Holiday shopping, yearend deadlines, and emotional family dramas aren't the only stresses in December. 'Tis the season for companies to embark on that dreaded annual rite, the often bureaucratic and always time-consuming performance review. The process can be brutal: As many as one-third of U.S. corporations evaluate employees based on systems that pit them against their colleagues, and some even lead to the firing of low performers.
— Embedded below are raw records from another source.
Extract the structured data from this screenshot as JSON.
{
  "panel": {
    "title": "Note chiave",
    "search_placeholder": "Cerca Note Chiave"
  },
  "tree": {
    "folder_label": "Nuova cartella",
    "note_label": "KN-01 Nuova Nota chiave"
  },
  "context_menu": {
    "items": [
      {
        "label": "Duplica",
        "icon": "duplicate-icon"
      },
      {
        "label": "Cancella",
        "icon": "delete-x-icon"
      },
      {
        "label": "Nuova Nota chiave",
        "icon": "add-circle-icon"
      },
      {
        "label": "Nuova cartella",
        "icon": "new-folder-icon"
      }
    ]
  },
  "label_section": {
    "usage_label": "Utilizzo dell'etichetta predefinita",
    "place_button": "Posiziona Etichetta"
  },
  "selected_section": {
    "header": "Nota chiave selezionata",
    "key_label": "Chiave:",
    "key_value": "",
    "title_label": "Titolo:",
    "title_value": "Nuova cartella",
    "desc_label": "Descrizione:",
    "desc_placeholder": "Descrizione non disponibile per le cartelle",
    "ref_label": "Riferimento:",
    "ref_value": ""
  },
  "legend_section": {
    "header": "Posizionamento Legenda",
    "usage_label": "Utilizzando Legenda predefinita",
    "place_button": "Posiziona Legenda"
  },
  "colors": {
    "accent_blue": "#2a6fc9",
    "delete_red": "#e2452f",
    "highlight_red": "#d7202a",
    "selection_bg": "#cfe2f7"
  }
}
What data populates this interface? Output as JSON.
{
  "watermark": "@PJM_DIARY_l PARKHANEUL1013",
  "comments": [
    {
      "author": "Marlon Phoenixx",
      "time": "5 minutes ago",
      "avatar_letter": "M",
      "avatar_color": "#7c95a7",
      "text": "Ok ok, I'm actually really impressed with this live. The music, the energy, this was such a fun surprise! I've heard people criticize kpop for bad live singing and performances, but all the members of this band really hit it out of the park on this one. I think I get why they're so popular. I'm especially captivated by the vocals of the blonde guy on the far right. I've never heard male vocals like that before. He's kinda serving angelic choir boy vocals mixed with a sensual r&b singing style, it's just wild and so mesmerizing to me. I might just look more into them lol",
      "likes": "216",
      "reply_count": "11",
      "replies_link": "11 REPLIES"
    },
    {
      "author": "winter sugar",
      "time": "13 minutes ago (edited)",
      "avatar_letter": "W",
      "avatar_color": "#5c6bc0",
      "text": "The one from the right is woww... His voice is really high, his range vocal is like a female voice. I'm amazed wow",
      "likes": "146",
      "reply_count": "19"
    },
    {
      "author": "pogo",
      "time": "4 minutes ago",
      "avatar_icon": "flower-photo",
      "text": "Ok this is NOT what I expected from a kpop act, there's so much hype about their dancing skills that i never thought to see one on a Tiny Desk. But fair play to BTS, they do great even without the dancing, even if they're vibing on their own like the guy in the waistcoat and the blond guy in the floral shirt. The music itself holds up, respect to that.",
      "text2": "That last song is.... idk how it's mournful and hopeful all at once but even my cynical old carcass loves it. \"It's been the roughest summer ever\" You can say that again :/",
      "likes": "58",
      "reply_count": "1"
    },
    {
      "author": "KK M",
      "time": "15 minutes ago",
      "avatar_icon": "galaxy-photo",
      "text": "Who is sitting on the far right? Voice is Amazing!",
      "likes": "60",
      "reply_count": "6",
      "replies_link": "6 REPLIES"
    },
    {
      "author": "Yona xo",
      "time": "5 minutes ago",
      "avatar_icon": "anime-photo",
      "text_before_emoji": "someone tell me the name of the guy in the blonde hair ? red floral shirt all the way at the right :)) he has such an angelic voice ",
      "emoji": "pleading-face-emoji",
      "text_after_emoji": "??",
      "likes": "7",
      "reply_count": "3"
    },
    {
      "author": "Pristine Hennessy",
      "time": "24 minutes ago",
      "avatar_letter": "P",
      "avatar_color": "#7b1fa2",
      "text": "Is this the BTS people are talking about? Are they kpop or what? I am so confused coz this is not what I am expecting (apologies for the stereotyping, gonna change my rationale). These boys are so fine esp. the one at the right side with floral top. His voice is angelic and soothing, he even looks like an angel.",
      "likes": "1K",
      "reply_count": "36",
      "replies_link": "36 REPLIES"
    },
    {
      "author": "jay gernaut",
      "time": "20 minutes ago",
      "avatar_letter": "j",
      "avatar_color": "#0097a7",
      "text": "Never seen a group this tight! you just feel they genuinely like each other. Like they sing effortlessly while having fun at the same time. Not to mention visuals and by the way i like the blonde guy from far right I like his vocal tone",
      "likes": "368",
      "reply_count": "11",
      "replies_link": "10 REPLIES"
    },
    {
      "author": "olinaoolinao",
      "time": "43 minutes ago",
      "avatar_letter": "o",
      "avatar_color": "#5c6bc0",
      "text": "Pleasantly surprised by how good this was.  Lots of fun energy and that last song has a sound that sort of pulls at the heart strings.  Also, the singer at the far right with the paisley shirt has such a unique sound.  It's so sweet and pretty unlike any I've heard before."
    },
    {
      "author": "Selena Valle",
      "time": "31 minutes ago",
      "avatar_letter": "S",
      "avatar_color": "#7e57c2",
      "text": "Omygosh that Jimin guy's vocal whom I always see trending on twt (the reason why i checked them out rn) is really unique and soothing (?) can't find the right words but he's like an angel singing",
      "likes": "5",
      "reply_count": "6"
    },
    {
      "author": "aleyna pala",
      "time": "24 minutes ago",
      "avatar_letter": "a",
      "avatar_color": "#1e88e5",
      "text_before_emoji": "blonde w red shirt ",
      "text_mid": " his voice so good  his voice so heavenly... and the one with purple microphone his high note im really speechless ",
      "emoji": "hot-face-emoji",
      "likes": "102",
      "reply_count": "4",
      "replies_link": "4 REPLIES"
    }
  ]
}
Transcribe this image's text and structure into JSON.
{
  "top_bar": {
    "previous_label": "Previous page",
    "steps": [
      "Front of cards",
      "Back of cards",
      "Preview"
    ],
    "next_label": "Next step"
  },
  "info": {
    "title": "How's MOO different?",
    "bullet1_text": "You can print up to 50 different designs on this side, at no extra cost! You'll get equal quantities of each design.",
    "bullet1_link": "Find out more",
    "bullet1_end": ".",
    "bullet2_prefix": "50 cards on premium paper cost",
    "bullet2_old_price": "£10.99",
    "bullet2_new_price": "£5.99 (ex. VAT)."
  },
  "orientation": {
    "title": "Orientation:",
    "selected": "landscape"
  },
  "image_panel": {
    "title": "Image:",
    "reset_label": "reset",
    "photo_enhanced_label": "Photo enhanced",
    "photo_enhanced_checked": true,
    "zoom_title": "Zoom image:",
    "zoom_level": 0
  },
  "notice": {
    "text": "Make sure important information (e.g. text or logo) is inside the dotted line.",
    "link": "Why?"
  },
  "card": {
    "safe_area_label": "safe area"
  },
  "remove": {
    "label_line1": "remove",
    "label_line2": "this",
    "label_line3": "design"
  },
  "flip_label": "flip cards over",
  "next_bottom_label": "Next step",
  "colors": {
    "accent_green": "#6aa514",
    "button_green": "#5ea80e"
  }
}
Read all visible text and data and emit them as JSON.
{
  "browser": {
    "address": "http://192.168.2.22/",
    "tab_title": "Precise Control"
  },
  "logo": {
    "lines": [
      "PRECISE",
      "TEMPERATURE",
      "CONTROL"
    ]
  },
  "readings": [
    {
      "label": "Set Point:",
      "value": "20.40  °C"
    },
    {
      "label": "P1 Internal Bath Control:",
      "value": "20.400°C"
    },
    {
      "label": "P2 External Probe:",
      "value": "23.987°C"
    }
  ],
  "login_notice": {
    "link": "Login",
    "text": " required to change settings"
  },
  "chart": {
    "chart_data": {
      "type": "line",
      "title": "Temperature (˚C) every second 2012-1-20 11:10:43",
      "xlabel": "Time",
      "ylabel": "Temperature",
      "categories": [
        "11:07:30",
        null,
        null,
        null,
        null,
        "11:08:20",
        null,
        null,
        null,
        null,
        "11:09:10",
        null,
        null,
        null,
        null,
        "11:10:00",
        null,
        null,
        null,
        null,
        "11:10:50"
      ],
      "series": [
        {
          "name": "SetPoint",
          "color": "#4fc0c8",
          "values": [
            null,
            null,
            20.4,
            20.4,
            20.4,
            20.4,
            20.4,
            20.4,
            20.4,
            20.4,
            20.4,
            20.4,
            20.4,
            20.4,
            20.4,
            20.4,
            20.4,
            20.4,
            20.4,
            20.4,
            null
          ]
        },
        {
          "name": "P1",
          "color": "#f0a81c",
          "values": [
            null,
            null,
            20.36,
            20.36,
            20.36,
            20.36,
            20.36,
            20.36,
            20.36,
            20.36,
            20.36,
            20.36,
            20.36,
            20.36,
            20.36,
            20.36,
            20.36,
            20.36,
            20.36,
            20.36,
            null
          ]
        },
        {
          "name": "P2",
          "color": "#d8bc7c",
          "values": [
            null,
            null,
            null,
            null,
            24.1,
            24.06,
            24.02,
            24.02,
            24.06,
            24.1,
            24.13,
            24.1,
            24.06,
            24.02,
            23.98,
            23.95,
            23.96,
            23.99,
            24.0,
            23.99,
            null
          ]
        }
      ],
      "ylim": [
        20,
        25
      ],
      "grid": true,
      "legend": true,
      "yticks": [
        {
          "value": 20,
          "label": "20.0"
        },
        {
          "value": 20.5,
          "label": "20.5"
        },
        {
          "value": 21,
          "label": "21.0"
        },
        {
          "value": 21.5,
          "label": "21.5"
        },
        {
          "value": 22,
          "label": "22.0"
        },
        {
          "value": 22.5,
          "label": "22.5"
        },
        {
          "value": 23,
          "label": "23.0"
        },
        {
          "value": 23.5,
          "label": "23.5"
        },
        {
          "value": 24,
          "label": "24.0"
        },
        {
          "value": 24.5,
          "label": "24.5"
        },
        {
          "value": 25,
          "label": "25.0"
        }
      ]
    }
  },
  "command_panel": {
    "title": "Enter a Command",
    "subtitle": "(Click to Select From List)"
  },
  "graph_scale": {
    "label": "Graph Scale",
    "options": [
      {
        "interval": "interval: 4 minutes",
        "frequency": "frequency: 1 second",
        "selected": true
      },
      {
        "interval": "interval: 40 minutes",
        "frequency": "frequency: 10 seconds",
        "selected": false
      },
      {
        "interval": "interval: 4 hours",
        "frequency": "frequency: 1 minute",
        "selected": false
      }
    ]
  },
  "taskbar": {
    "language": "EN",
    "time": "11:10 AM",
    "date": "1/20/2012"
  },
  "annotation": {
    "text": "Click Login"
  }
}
Fans say such "forced ranking" systems ensure that managers take a cold look at performance. But the practice increasingly is coming under fire. Following a string of discrimination lawsuits from employees who feel they were ranked and yanked based on age and not merely their performance, fewer companies are adopting the controversial management tool. Critics charge that it unfairly penalizes groups made up of stars and hinders collaboration and risk-taking, a growing concern for companies that are trying to innovate their way to growth. And a new study calls into question the long-term value of forced rankings. "It creates a zero-sum game, and so it tends to discourage cooperation," says Steve Kerr, a managing director at Goldman Sachs Group Inc. (GS
), who heads the firm's leadership training program.